RAPID CITY, S.D. (AP) - A 15-year-old boy who lied about a gunman roaming the Rapid City Central High School parking lot on Tuesday is facing criminal charges in juvenile court, but that might be about as much as the public will ever find out about the teen.

The boy told a security officer Tuesday morning that he saw a man with a gun on school property, prompting officials to lock down the high school and all other public schools in the city for the morning. Central students were taken to the Rushmore Plaza Civic Center, where they eventually were reunited with their parents.

The boy confessed to the lie during questioning at the police station and was sent to juvenile detention, police Capt. Ed Hofkamp said.

``The student is arrested, and he'll be placed in our juvenile services center pending juvenile court action,'' Hofkamp said. ``He'll be charged with false reporting and disruption of school.''

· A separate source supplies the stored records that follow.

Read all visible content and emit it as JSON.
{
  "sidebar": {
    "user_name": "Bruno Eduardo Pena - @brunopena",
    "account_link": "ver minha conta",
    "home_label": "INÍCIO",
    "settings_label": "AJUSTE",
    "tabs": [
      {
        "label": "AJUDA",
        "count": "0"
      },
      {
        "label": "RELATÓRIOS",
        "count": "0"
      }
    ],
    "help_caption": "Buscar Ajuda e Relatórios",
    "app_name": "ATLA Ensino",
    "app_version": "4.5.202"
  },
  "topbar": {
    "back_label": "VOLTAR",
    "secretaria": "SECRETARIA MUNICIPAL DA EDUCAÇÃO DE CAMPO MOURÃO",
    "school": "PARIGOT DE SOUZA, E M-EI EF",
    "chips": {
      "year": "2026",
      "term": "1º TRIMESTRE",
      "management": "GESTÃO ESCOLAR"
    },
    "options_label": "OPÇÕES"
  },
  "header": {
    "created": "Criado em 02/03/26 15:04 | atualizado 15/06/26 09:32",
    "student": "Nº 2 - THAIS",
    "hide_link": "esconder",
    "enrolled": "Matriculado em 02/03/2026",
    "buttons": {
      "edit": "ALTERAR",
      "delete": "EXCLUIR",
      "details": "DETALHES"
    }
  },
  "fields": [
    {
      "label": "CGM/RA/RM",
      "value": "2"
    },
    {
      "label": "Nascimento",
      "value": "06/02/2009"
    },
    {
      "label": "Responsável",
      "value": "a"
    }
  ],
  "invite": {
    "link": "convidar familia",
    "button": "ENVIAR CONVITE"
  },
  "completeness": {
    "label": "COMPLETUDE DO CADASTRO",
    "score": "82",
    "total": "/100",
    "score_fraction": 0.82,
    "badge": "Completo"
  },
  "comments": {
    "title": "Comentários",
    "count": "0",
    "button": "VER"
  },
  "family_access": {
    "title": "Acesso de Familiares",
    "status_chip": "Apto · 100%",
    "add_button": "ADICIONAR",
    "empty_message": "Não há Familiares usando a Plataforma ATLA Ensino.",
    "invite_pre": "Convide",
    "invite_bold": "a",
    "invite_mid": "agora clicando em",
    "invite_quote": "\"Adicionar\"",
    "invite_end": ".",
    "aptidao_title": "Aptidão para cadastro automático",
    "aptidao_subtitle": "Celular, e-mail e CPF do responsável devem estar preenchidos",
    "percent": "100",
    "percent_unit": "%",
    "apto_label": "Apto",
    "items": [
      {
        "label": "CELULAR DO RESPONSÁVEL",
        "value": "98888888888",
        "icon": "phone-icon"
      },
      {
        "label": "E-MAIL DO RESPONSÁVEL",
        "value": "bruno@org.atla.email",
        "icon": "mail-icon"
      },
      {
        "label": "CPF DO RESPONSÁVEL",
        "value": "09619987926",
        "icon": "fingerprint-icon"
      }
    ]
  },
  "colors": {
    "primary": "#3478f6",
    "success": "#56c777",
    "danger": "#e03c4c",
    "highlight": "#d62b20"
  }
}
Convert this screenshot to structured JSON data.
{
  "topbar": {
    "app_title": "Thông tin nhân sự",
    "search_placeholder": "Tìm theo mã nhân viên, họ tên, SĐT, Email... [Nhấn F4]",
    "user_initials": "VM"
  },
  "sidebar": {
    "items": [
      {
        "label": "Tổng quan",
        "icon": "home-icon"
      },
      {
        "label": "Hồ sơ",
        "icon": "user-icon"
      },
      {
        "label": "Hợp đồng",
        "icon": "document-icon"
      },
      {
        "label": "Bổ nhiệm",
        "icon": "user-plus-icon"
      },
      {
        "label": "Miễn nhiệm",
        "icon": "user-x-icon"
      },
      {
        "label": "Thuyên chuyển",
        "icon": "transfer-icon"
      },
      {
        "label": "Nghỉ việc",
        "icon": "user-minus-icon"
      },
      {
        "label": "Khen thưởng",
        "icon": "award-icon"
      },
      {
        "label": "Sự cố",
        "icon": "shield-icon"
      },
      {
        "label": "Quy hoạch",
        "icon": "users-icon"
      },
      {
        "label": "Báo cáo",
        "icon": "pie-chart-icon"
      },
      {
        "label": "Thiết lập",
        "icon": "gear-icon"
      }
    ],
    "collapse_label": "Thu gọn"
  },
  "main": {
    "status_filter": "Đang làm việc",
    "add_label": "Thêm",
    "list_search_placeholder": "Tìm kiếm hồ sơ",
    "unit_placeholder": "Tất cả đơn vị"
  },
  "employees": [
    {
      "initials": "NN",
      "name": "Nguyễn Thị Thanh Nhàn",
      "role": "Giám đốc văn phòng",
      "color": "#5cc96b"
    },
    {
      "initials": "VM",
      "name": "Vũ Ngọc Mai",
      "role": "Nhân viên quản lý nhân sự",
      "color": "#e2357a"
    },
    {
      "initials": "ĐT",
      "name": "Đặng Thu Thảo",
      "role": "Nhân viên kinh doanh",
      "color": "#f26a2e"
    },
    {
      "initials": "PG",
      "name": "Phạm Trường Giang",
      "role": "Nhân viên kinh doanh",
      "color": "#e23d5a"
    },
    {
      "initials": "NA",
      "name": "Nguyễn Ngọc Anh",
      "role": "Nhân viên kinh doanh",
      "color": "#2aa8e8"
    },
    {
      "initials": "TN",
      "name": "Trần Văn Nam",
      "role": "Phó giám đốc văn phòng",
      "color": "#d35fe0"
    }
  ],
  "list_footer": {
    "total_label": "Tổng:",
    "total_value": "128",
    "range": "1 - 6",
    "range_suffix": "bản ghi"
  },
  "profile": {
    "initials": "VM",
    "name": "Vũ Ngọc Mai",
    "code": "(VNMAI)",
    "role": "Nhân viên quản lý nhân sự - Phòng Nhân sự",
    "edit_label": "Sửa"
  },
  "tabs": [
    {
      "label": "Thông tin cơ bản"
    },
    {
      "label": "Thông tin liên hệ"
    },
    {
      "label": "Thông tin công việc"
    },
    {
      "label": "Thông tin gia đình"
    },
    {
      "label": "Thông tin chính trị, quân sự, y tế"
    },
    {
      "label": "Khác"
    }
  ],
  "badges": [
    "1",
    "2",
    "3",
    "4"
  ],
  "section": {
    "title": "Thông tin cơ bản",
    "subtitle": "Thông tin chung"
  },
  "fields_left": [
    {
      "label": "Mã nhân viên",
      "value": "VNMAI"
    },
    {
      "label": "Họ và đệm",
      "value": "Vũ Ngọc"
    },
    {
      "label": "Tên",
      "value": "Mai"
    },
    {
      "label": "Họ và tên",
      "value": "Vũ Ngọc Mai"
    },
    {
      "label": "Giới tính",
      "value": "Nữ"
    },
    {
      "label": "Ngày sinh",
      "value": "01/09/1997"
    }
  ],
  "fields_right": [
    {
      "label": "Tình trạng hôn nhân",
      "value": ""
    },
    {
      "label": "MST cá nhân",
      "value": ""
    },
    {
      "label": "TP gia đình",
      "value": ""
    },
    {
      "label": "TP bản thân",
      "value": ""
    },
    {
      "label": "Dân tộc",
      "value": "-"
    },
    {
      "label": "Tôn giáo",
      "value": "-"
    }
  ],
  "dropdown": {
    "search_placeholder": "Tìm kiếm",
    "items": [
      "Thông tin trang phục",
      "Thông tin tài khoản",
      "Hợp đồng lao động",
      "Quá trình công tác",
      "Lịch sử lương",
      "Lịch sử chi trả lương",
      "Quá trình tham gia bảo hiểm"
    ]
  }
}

The charge likely would be misdemeanor with a top punishment of a year in jail and a $1,000 fine if an adult were involved. But the juvenile court system works differently.

Technically, it's not considered punishment, but rehabilitation, Attorney General Larry Long said Tuesday.

``It has more of a singular focus than the adult system, and the more singular focus is rehabilitation,'' Long said. ``And that's almost the only focus. The theory is that this child can be rehabilitated before he becomes an adult and the focus of the system changes.''

Part of the rehabilitation is protecting juvenile offenders from public scrutiny and ridicule, Long said. Except for rare cases involving the most serious crimes, proceedings for juvenile offenders are closed and their names protected.

It's unlikely the teen's name or what happens in juvenile court will ever be officially revealed, Long said.

The response by law officers and emergency crews was expensive, disruptive and nerve-racking to parents, but Hofkamp said it wasn't money, manpower or energy wasted.

``The ultimate goal in any of these situations is to protect lives. That's just what occurred today. It was a false report, but everybody went home OK,'' he said.

Minnehaha County Sheriff Mike Milstead watched news reports of the episode and said Rapid City authorities responded appropriately - especially considering the shooting of 32 people by a gunman at Virginia Tech the day before.

Also, Friday is the eighth anniversary of the Littleton, Colo., school shooting.

``I think law enforcement and schools across the nation are at a higher state of alert because of all that. We know that sometimes an incident like that can prompt copy cats,'' Milstead said.

Meanwhile, the false report stirred concerns about racial tensions because the youth claimed the mythical gunman was an American Indian.

Robert Cook, a Lakota who teaches at Central in the Lakolkiciyapi room, a program for at-risk ninth-grade students, said the criminal stereotype was disheartening.

``It's real unfortunate that the allegation was made that it was an American Indian,'' Cook said.

About an hour before the lockdown, Cook and his students had smudged with sage and offered a moment of silence for the students at Virginia Tech.

``Normally, I wouldn't do something like that, but today I did. It was just so ironic, that then an hour later it happened in our school,'' he said Tuesday.

Marvel Handboy, a Central parent, said she worried about racial tensions being fanned by the report that it was an Indian.

``What is happening in this school?'' she said.

Harry Brenden, assistant superintendent in Rapid City, said there were no racial overtones.

``This has got absolutely nothing to do with race. The kid made a false report. He had his five minutes in the sun. We'll take disciplinary action that's appropriate,'' Brenden said.

Central parent Jim Doyle agreed. ``I think it was just a kid's story,'' he said.